Sermons from January 2020
Phil 1:27–30 Paul has been catching the Philippians up on the state of his life. While things look hard on the outside (he’s in jail awaiting a trial that could lead to his death) he remains strong in the Lord. He’s settled on his life mantra moving forward: To live is Christ and to die is gain. Paul will now turn his attention to the Philippians and what their lives should look like as citizens of God’s Kingdom, a lifestyle that he is modeling for them, and by extension, us.
Phil 1:19–26 Paul has let the Philippian Christians know that although he is in chains, Christ is being preached, the gospel is gaining ground, and so he rejoices. As Paul shifts his focus to his own predicament, we learn he isn’t totally sure if his imprisonment will end in freedom via deliverance from his chains or salvation via death. Knowing God will orchestrate his life’s journey, whether it be through a fruitful ministry on earth, or by receiving the crown of life after being faithful unto death, Paul, in all ways, will always rejoice! Can we follow his lead in living our lives on this side of eternity!?
Phil 1:12–18 After giving thanks and praying for his friends in the Philippian church, Paul seeks to update his koinonia partners on his well-being. But, in an unexpected twist, Paul doesn’t speak to his well-being while in Roman chains. The apostle instead focuses on the fact that the gospel is gaining ground in spite of his circumstances. There are some around Paul that are gaining clarity as to the reason for his imprisonment (preaching the gospel of Jesus) and some others that are gaining confidence. For Paul himself, he’s able to look beyond his hard circumstances and see the growth of the gospel, and this, for Paul, is a reason to rejoice! What an example we have to follow when our life circumstances are less than ideal!
Phil 1:1–11 We will begin the first month of 2020 by walking through the first chapter of Paul’s letter to the Philippians. This first Sunday we will read of the partnership Paul shares with the church in Philippi and the great joy it brings to him in spite of his current circumstances: imprisonment. From prison Paul prays for the new Christians of Philippi as they learn to balance their new call to follow Christ as citizens of Rome.
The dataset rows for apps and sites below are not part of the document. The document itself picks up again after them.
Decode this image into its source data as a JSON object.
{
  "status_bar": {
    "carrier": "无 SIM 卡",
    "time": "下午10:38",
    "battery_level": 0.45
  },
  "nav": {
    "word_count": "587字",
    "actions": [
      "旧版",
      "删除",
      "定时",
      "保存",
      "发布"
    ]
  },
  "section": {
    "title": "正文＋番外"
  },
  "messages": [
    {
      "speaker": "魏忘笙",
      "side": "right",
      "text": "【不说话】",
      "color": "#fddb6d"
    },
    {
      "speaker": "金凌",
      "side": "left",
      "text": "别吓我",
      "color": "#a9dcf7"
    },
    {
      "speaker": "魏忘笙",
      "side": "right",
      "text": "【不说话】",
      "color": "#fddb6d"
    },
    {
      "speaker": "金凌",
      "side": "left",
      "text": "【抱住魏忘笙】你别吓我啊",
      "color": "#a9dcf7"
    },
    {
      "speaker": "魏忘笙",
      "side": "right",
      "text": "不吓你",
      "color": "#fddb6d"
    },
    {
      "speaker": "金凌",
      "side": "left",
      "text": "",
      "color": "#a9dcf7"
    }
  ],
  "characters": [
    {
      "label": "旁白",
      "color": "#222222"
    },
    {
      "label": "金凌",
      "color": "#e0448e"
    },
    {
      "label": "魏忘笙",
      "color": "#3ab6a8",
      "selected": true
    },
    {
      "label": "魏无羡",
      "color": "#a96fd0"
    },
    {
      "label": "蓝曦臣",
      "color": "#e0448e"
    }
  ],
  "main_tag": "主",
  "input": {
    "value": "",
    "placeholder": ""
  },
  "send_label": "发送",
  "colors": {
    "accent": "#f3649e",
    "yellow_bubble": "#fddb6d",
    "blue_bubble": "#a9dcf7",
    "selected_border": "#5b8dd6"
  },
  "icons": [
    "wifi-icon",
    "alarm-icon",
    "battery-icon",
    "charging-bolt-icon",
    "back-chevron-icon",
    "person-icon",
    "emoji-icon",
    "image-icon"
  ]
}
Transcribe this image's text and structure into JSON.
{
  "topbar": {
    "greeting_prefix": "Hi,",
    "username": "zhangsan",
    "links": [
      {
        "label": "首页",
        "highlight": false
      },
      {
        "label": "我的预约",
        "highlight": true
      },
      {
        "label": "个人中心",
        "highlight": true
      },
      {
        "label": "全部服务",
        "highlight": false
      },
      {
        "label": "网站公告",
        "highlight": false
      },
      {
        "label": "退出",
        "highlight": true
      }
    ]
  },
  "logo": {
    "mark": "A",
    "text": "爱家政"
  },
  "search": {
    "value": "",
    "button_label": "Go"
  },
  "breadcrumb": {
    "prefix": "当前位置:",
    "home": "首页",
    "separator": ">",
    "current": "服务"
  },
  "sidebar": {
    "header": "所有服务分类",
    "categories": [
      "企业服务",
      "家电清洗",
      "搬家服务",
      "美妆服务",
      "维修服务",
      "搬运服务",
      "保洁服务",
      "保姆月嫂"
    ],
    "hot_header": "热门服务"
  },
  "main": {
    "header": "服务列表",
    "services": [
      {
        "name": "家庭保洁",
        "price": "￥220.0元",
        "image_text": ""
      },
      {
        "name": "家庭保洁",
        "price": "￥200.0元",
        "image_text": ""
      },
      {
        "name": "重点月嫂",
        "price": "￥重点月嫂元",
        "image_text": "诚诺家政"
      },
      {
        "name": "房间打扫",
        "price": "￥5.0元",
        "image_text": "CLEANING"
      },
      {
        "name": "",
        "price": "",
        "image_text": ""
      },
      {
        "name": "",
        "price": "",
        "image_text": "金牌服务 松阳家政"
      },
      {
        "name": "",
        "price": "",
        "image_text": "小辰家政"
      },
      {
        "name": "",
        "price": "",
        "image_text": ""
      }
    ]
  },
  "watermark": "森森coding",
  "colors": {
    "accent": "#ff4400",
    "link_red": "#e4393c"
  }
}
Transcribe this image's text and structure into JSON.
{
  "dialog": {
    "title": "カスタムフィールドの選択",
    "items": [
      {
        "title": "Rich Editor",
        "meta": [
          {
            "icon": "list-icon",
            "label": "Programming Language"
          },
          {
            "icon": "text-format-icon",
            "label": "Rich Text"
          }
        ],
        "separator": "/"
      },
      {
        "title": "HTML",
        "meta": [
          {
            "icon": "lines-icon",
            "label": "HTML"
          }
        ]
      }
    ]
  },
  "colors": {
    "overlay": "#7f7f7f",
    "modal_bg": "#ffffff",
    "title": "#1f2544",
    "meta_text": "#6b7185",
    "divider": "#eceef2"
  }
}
In a day and age where our feelings are often dictated by our circumstances, Paul’s letter to the Philippians should serve as a great source of encouragement for us to find our joy in Jesus and our heavenly citizenship, no matter our circumstances!